Hazing deaths. Racist and sexist bilge spewed forth on social media. Higher rates of sexual assault compared to the general student population.
Fraternity and sorority life on America's college campuses is at a tipping point. Major universities such as Florida State, the University of Michigan, Ohio State and Penn State have suspended all Greek activities. Fraternities and sororities are acquiring an increasingly toxic reputation among parents, employers and members of the public.
At West Virginia University, we are not waiting for the next tragic death, arrest or headline-grabbing incident to prompt our action. When it comes to student misconduct in our fraternities and sororities, the time to act is now.
At this critical moment, our leadership team has two choices before it. One is the path that many of our peers have chosen: Shutting down fraternity and sorority life. The other is working together as partners — the University, students, alumni and our national leaderships — to create real change.

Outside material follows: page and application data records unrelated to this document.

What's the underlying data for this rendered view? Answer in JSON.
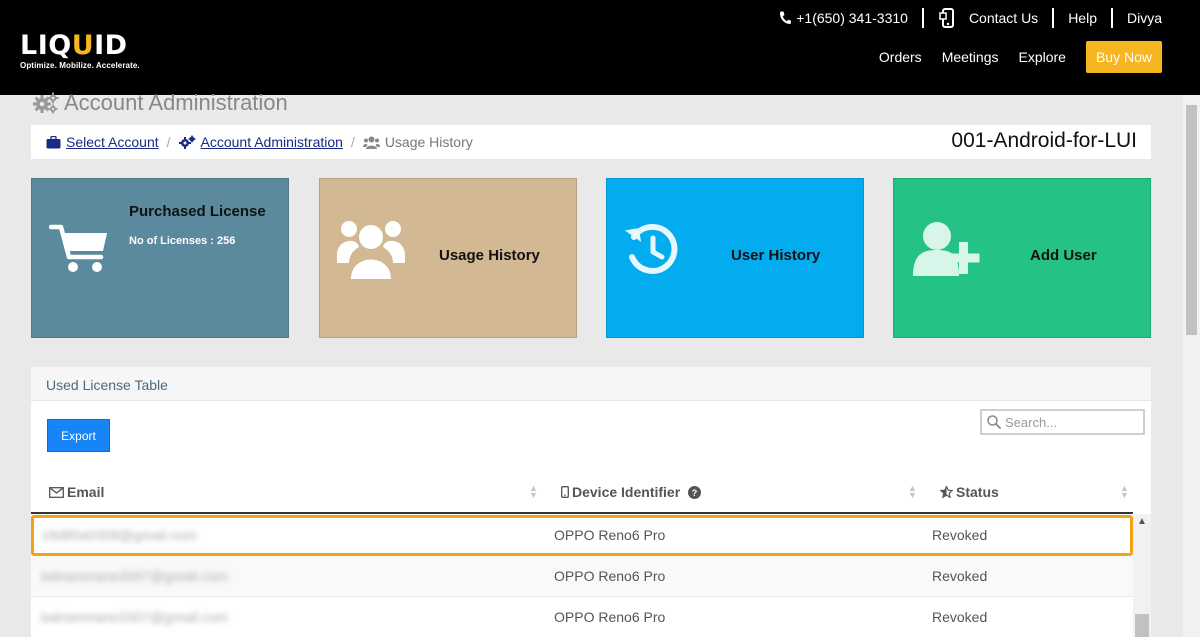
{
  "header": {
    "logo": {
      "text_prefix": "LIQ",
      "text_accent": "U",
      "text_suffix": "ID",
      "tagline": "Optimize. Mobilize. Accelerate."
    },
    "top_links": {
      "phone": "+1(650) 341-3310",
      "contact": "Contact Us",
      "help": "Help",
      "user": "Divya"
    },
    "nav": {
      "orders": "Orders",
      "meetings": "Meetings",
      "explore": "Explore",
      "buy_now": "Buy Now"
    }
  },
  "page": {
    "title": "Account Administration"
  },
  "breadcrumb": {
    "select_account": "Select Account",
    "account_admin": "Account Administration",
    "current": "Usage History",
    "account_name": "001-Android-for-LUI"
  },
  "tiles": {
    "purchased": {
      "title": "Purchased License",
      "sub": "No of Licenses : 256"
    },
    "usage": {
      "title": "Usage History"
    },
    "user_history": {
      "title": "User History"
    },
    "add_user": {
      "title": "Add User"
    }
  },
  "table": {
    "panel_title": "Used License Table",
    "export_label": "Export",
    "search_placeholder": "Search...",
    "columns": {
      "email": "Email",
      "device": "Device Identifier",
      "status": "Status"
    },
    "rows": [
      {
        "email": "18d85a0308@gmail.com",
        "device": "OPPO Reno6 Pro",
        "status": "Revoked"
      },
      {
        "email": "balrammane3307@gmail.com",
        "device": "OPPO Reno6 Pro",
        "status": "Revoked"
      },
      {
        "email": "balrammane3307@gmail.com",
        "device": "OPPO Reno6 Pro",
        "status": "Revoked"
      }
    ]
  },
  "colors": {
    "header_bg": "#000000",
    "accent": "#f7b521",
    "tile_purchased": "#5b8a9e",
    "tile_usage": "#d2b994",
    "tile_user_history": "#03acef",
    "tile_add_user": "#24c385",
    "export_btn": "#1784f7",
    "selected_row_border": "#f5a21b"
  },
  "icons": [
    "phone-icon",
    "mobile-icon",
    "gears-icon",
    "briefcase-icon",
    "users-icon",
    "cart-icon",
    "history-icon",
    "add-user-icon",
    "envelope-icon",
    "help-icon",
    "star-half-icon",
    "search-icon"
  ]
}
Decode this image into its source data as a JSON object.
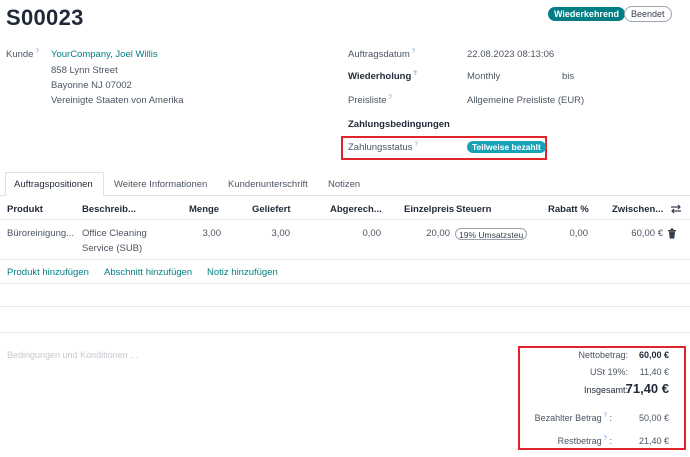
{
  "header": {
    "order_number": "S00023",
    "badge_recurring": "Wiederkehrend",
    "badge_ended": "Beendet"
  },
  "form": {
    "customer_label": "Kunde",
    "customer_name": "YourCompany, Joel Willis",
    "address_line1": "858 Lynn Street",
    "address_line2": "Bayonne NJ 07002",
    "address_line3": "Vereinigte Staaten von Amerika",
    "order_date_label": "Auftragsdatum",
    "order_date_value": "22.08.2023 08:13:06",
    "recurrence_label": "Wiederholung",
    "recurrence_value": "Monthly",
    "recurrence_until": "bis",
    "pricelist_label": "Preisliste",
    "pricelist_value": "Allgemeine Preisliste (EUR)",
    "payment_terms_label": "Zahlungsbedingungen",
    "payment_status_label": "Zahlungsstatus",
    "payment_status_value": "Teilweise bezahlt"
  },
  "tabs": [
    "Auftragspositionen",
    "Weitere Informationen",
    "Kundenunterschrift",
    "Notizen"
  ],
  "table": {
    "headers": [
      "Produkt",
      "Beschreib...",
      "Menge",
      "Geliefert",
      "Abgerech...",
      "Einzelpreis",
      "Steuern",
      "Rabatt %",
      "Zwischen..."
    ],
    "row": {
      "product": "Büroreinigung...",
      "description_line1": "Office Cleaning",
      "description_line2": "Service (SUB)",
      "quantity": "3,00",
      "delivered": "3,00",
      "invoiced": "0,00",
      "unit_price": "20,00",
      "tax": "19% Umsatzsteu",
      "discount": "0,00",
      "subtotal": "60,00 €"
    },
    "add_product": "Produkt hinzufügen",
    "add_section": "Abschnitt hinzufügen",
    "add_note": "Notiz hinzufügen"
  },
  "terms_placeholder": "Bedingungen und Konditionen ...",
  "totals": {
    "net_label": "Nettobetrag:",
    "net_value": "60,00 €",
    "vat_label": "USt 19%:",
    "vat_value": "11,40 €",
    "total_label": "Insgesamt:",
    "total_value": "71,40 €",
    "paid_label": "Bezahlter Betrag",
    "paid_value": "50,00 €",
    "rest_label": "Restbetrag",
    "rest_value": "21,40 €"
  },
  "colors": {
    "accent": "#017e84",
    "status_pill": "#17a2b8",
    "highlight": "#e0242a"
  }
}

We want to pursue the second path — but we can only do so if each of us commits to transforming our fraternity and sorority culture and to holding each other accountable. Last evening, we met with student leaders from our Fraternity and Sorority Life communities to discuss immediate actions, as well as form long-term strategies for change. I was pleased to see our students accept this opportunity with thoughtful dialogue and a commitment to be accountable to each other and to the University.
Change is never easy, but it is amazingly effective when pursued with a shared sense of urgency and purpose.
Following a tragic student death in 2014, we have had great success in changing our overall student culture to emphasize working smart and playing smart. The result has been a rise in student academic qualifications. Last fall, for example, on our Morgantown campus we welcomed our biggest class of Honors College freshmen ever, as well as our largest overall freshman class, with the highest-ever GPA.
As someone who has worked closely with college students for nearly four decades, I know that today's students can lead the way in solving their own biggest problem — reining in the small number of students whose increasingly negative behavior is damaging the reputation and credibility of all.
To make this happen, fraternity and sorority alumni and national chapters of fraternities and sororities must step up to combat behavior that flouts their organizations' values. Fraternity and sorority student leadership must step up to enforce rules about alcohol use and member behavior, and to reinforce that discrimination and intolerance are unacceptable in our diverse learning community. And University leaders must step up to find long-term solutions that will improve the student living and learning experience.
Together, we can change the national conversation and show that fraternity and sorority communities can attract attention for academic success, philanthropy, friendliness and inclusivity, and positive mentorship opportunities.
I have faith in our students, in our alumni and in the entire University family. Together, we must ensure that West Virginia University makes news for the right reasons. And we can ensure that our students leave campus with bright prospects, lifelong friendships and treasured memories rather than regrets.
E. Gordon Gee
President, West Virginia University